    They are lots of fun for all ages, but they also have a serious message. They always portray good winning over evil, which is what Jesus did. '...The theme of a saviour is preserved in the fact that there is always a great struggle between good and evil in the story,' Westhill.

  1. Examine how different writers present the theme of Christmas

    It sets the scene and the warm tone of the poem. It also starts like this because that is the start of the Christmas and Easter story that the poem is trying to tell. It is quite a simplified image and very childlike.

  2. The Story of Christmas and the Christ Child

    During Christmas afternoon many British people watch their monarch giving a speech on television. In North America, people observe most of the customs listed above. A traditional Christmas dinner in the United States includes roast, stuffed turkey, mashed potatoes, cranberry sauce, and a variety of other dishes.

  1. Customer Service for the Senior citizens Christmas party

    We then brought out the dessert. Dessert consisted of Christmas pudding and custard. We then learnt that one of our guests couldn't have any Christmas pudding as he was diabetic. He didn't put down that information on the back of his invitation reply slip even though we had asked the guests to specify if they had any medical conditions such as allergies.

  2. As we know, A Christmas Carol shows us Scrooge: a character starting as ...

    Child death was very common in the 1850s as not a lot of people could afford medicine and also there were not many doctors at that time. A lot of children did not survive. This may seem like a surprise but in the Victorian times it as unusual to see

  1. IS CHRISTMAS TOO COMMERCIALISED?

    Christmas tree's, are secular but people have began to say that they could symbolise the wood used on the cross that Jesus was crucified on.

  2. What is Christmas?

    the Middle Ages thieves regarded him as their patron saint as well. He was sainted supposedly because he brought 2 children back to life that had been viciously murdered. Santa Claus, the designation for the jolly, bearded figure of folklore who is credited with bringing gifts to children on Christmas Eve, is an American corruption of the Dutch San Nicholas.
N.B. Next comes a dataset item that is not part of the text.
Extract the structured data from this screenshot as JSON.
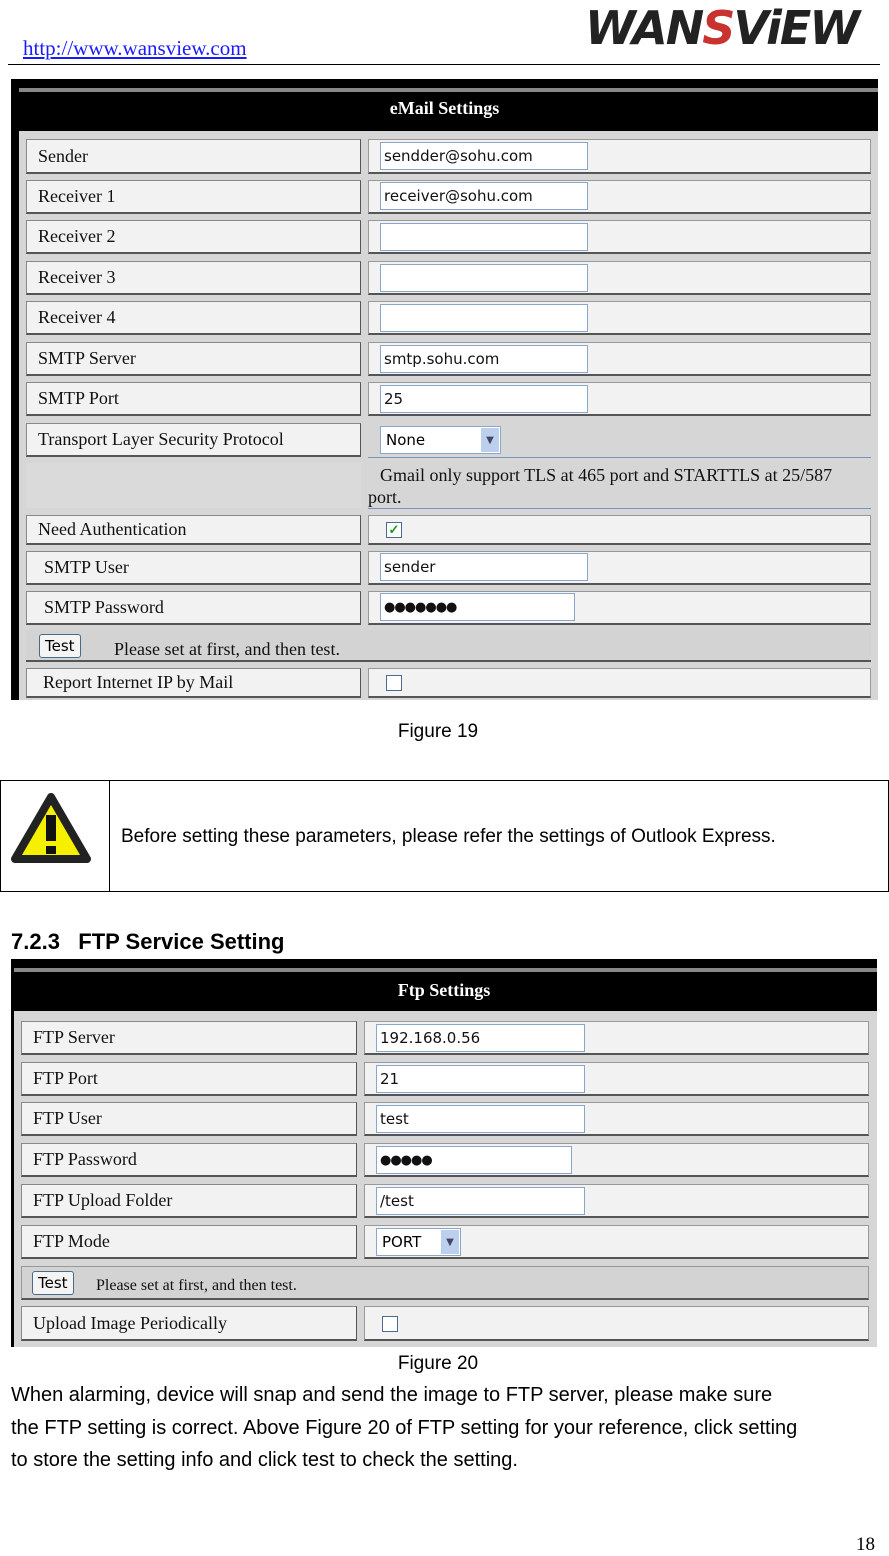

  • Over 160,000 pieces
    of student written work
  • Annotated by
    experienced teachers
  • Ideas and feedback to
    improve your own work